In the 21st century, there has been landmark in the use of technology. In particular, the Internet has come along therefore facilitating globalization the more. This has not been achieved without due demerits. The issue of possession and trade in child pornography has been an outstanding problem for quite some time. This is a form of child abuse whose possession, production or distribution is outlawed in most countries and is punishable by prosecution. However, there have been major setbacks in combating this form of cybercrime. It is key to note that of the 184 members of The International Criminal Police Organization, Interpol; only 91 have implemented comprehensive laws barring child pornography. This has promoted availability of such material in those countries whereby the internet hosts are safe from prosecution.
First-Class Online Research Paper Writing Service
- Your research paper is written by a PhD professor
- Your requirements and targets are always met
- You are able to control the progress of your writing assignment
- You get a chance to become an excellent student!
Child pornography, as a cybercrime, can be best illustrated by the Weymouth suspects who are currently under custody. It is important to note that Kevin Moore, 33 and Stephen Haddad had been trading in child pornography and obscene matter for over three years. They had managed to elude local police and the federal investigators all this time. The suspects were finally apprehended by The State Police Internet Crimes Task Force, a specialized anti-cybercrime unit that chiefly deals with internet crimes. The suspects now face a cash fine not more than $ 3000 and a jail term of less than 2 years. This unit has been of great benefit to the local community since it has managed to investigate and successfully prosecute other cyber-criminals such as William McDonough, 51, of Hull in Hingham District Court whereby he was released on a bail of $1,500 pending a pre-trial.

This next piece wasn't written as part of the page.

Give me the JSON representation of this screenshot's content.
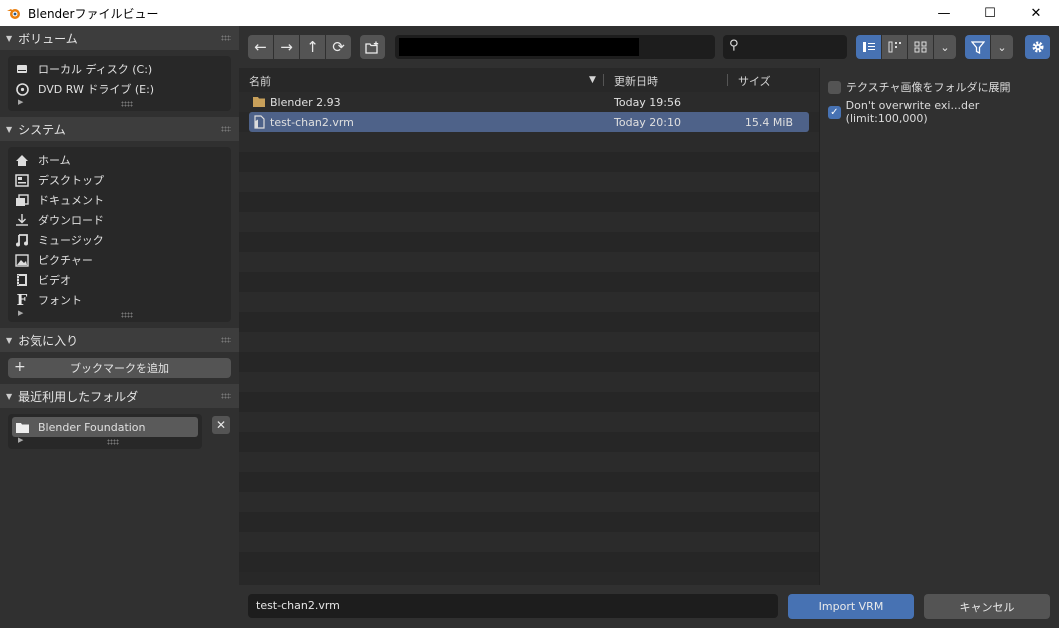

Child pornography has a very great mental, emotional and physical impact on the child victims. These children are no longer able to discus their problems openly for fear of online scavengers who are ready to take advantage of their innocence. Further, it imparts poor morals and behavior in children. This shall lead to a rotten society as these kids shall grow up without living a damn on vital societal norms.
There are various laws and statutes that have been put in place to curb child pornography especially via the internet. First, the Child Pornography Statute contained in the 18 U.S.C Sec. 2252 prohibits all materials that can potentially exploit minors sexually. Secondly, HR 3783 contains the Child Online Protection Act which amended the unconstitutional Communications Decency Act so as to completely outlaw child pornography. Thirdly, the 18U.S.C Sec 1461 prohibits the mailing of obscene child pornography content, be it online or otherwise.
In the successful investigation and prosecution of cyber-criminals, the Police Resource Committee needs to develop sustainable ways so as to aptly collect and present data. Many a court case have been lost due to the poor data collection methods put in place or due to the police’s short memory span leading to the loss of important clues in the investigation. Therefore, two chief data collection and representation methods have been discussed here-in.
First, detailed information can be collected about the suspects from other police agencies. This is highly applicable since data is readily available. Secondly, it avails data towards the second presentation presented here-in, that is, the Incident-based Crime Statistics (UCR2) Survey. Thirdly, it presents the possibility/ability to have data before revisions to the UCR2 survey could be made.
The Police Resource Committee can also modify the Incident-based Crime SStatistics (UCR2) Survey. This is done by adding a data element to the UCR survey similar to the United States NIBRS to identify whether or not a Criminal Code offence is related to the Internet/computer. For example, the officer would still code the violation code that presently exists for the Criminal Code offence committed such as fraud, but would use the new data element to flag whether or not the crime was Internet/computer-related.
This shall allow and promote: The ability to collect detailed information, not only on the Incident but also on the Accused and the Victim; The UCR2 survey already exists - once the data element is added, there are no significant additional costs incurred; Possibility and ability to produce annual statistics on the incidence of cyber-crime; Some police services are currently collecting cyber-crime statistics in their records management system; Many forces currently not reporting cyber-crime statistics indicated that adding a new component to their records management system for this would not produce significant respondent burden.
There are various challenges facing these systems that must be addressed over time to ensure these systems run smoothly. In Option 1: Absence of a formal definition of cyber-crime. Data from different police forces may not be measuring the same concept; and Cost to develop a survey and data collection system, and analyze and disseminate data. In option 2:Implementation time - it will be a few years before another version of the survey with these and other changes can be considered; and not all police forces provide data to the UCR2 - currently the coverage is 60% of the national volume of crime. If they are successfully tackled, the police will no longer have to worry about their memories for these two methods shall be highly efficient in the collection and presentation of data.